This minor planet was numbered by the Minor Planet Center on 2 February 1999.[8] As of 2018, it has not been named.[6]


  1. ^ a b c d "JPL Small-Body Database Browser: 9942 (1989 TM1)" (2016-05-23 last obs.). Jet Propulsion Laboratory. Retrieved 26 May 2017. 
  2. ^ a b c d e f "LCDB Data for (9942)". Asteroid Lightcurve Database (LCDB). Retrieved 4 July 2016. 
  3. ^ a b c d Masiero, Joseph R.; Mainzer, A. K.; Grav, T.; Bauer, J. M.; Cutri, R. M.; Nugent, C.; et al. (November 2012). "Preliminary Analysis of WISE/NEOWISE 3-Band Cryogenic and Post-cryogenic Observations of Main Belt Asteroids". The Astrophysical Journal Letters. 759 (1): 5. arXiv:1209.5794Freely accessible. Bibcode:2012ApJ...759L...8M. doi:10.1088/2041-8205/759/1/L8. Retrieved 4 July 2016. 
  4. ^ a b c Waszczak, Adam; Chang, Chan-Kao; Ofek, Eran O.; Laher, Russ; Masci, Frank; Levitan, David; et al. (September 2015). "Asteroid Light Curves from the Palomar Transient Factory Survey: Rotation Periods and Phase Functions from Sparse Photometry". The Astronomical Journal. 150 (3): 35. arXiv:1504.04041Freely accessible. Bibcode:2015AJ....150...75W. doi:10.1088/0004-6256/150/3/75. Retrieved 4 July 2016. 
  5. ^ Veres, Peter; Jedicke, Robert; Fitzsimmons, Alan; Denneau, Larry; Granvik, Mikael; Bolin, Bryce; et al. (November 2015). "Absolute magnitudes and slope parameters for 250,000 asteroids observed by Pan-STARRS PS1 - Preliminary results". Icarus. 261: 34–47. arXiv:1506.00762Freely accessible. Bibcode:2015Icar..261...34V. doi:10.1016/j.icarus.2015.08.007. Retrieved 4 July 2016. 
  6. ^ a b c "9942 (1989 TM1)". Minor Planet Center. Retrieved 4 July 2016. 
  7. ^ Tedesco E.F.; Noah P.V.; Noah M.; Price S.D. "The supplemental IRAS minor planet survey (SIMPS) – Missed-Predictions". Retrieved 1 January 2016. 

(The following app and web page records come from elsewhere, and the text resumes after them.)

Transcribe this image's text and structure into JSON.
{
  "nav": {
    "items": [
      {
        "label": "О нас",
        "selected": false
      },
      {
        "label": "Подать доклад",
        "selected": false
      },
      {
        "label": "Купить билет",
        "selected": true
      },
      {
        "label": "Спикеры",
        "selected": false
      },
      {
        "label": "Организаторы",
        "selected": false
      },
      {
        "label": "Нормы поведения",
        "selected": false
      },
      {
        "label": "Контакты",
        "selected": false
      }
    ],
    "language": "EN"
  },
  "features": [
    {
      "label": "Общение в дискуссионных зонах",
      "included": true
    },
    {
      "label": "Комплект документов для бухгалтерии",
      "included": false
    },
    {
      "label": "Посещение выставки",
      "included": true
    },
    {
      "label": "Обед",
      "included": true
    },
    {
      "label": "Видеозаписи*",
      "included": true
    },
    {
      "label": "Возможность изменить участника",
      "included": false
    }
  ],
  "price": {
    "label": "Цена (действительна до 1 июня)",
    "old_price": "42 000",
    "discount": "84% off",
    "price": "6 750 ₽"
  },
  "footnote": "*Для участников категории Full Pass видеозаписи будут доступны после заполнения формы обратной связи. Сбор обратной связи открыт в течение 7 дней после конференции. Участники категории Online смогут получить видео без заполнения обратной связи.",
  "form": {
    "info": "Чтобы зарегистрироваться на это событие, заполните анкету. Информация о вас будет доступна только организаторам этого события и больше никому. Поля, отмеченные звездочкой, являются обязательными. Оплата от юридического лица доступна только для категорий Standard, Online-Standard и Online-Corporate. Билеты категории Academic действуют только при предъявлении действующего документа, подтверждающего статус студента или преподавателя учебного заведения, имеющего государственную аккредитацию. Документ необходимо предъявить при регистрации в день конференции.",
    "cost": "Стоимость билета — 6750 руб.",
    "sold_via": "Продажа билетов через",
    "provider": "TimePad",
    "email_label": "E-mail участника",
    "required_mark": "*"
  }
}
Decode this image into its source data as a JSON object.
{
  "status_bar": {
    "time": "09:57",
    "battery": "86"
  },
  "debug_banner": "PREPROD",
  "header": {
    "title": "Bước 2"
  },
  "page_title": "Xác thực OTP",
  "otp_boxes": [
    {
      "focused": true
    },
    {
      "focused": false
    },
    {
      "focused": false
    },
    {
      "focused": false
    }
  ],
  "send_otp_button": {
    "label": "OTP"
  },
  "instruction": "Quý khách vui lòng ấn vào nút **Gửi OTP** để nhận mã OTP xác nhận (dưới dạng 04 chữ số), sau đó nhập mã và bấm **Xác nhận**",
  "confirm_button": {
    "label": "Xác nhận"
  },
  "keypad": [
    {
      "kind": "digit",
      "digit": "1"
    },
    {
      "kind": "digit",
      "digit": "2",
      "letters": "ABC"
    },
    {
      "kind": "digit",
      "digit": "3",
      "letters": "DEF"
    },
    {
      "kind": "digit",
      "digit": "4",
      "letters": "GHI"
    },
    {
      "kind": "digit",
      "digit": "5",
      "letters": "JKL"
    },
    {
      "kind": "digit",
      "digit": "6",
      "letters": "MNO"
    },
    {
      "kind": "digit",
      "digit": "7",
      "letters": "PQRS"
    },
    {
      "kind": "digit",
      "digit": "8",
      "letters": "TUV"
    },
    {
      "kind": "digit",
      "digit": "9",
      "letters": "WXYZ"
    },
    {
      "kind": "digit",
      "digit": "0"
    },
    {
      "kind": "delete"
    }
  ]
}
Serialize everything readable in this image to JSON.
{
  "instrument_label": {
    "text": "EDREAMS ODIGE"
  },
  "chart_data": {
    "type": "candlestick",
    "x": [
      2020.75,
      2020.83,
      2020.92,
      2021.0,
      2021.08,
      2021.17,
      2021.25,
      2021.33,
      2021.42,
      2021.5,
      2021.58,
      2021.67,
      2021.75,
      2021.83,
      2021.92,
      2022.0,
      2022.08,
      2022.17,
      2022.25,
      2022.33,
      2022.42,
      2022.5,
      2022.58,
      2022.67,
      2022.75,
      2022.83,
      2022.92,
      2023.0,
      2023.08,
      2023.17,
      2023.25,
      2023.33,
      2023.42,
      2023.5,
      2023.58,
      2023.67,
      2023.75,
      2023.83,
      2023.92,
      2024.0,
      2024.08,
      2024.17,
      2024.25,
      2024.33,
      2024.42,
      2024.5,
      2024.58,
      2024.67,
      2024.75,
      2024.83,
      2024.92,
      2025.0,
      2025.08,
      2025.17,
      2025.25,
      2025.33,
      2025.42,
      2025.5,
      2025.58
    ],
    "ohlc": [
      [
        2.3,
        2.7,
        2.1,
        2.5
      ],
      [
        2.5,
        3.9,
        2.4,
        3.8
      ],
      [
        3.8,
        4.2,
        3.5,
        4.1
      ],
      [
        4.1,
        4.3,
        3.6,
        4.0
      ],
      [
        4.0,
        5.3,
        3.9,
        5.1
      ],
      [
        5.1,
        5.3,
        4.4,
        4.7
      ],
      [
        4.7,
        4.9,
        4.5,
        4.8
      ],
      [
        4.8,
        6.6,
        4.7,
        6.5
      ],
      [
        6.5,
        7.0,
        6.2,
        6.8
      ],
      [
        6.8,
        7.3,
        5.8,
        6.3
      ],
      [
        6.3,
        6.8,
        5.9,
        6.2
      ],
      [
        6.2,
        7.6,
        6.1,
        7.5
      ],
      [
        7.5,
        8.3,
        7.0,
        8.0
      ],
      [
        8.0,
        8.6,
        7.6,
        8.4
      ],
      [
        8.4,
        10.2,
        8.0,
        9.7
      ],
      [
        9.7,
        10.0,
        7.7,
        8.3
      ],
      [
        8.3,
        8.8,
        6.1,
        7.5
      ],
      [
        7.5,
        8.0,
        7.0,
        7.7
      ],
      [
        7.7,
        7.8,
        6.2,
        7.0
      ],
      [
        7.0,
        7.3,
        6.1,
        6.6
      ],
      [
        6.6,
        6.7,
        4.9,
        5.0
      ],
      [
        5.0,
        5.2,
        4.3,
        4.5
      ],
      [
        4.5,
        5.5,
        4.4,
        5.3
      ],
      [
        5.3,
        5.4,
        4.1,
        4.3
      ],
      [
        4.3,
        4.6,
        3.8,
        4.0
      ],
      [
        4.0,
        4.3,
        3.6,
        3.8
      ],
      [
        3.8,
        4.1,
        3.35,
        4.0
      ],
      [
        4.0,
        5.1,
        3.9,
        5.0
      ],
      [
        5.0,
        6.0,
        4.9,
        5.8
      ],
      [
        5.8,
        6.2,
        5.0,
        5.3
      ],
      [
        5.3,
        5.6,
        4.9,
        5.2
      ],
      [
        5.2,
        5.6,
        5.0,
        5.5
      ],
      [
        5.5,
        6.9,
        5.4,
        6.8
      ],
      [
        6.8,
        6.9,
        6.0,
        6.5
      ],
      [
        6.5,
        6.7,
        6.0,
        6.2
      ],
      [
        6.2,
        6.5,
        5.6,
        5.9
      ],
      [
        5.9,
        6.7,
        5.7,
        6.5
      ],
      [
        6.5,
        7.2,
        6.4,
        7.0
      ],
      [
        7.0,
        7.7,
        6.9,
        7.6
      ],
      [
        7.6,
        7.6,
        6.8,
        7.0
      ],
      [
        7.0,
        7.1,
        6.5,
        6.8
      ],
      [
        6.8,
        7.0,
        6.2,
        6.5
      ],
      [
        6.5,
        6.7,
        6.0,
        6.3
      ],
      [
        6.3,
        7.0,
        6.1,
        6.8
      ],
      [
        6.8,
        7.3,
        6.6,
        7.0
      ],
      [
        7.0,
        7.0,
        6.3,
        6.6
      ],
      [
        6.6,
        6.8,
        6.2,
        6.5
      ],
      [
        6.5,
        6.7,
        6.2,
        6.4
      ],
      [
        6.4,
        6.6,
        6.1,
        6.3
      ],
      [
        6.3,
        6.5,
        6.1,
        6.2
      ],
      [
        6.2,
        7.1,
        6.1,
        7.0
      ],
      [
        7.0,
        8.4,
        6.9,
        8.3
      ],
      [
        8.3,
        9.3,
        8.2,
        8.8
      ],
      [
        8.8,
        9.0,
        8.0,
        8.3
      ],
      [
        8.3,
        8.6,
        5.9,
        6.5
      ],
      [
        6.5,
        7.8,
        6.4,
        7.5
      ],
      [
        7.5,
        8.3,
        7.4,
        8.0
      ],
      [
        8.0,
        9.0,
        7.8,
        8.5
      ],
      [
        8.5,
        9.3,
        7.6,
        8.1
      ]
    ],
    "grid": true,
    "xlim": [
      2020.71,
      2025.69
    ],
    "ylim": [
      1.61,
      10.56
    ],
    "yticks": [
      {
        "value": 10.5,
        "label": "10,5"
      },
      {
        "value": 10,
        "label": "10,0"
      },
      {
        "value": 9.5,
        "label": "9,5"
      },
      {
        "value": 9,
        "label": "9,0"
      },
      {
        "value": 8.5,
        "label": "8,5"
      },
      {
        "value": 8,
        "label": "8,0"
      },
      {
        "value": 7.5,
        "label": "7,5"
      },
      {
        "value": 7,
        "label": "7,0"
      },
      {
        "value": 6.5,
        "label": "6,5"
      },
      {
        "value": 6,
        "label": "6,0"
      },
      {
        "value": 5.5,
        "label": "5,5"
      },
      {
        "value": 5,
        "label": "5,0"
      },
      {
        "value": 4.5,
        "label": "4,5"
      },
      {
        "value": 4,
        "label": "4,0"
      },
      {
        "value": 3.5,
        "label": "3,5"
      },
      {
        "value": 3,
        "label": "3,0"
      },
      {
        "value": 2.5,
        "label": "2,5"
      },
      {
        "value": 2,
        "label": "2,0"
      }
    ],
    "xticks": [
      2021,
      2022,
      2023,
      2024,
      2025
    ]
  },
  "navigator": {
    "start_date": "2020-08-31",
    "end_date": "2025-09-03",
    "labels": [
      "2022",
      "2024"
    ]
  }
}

  8. ^ "MPC/MPO/MPS Archive". Minor Planet Center. Retrieved 24 February 2018. 

External links[edit]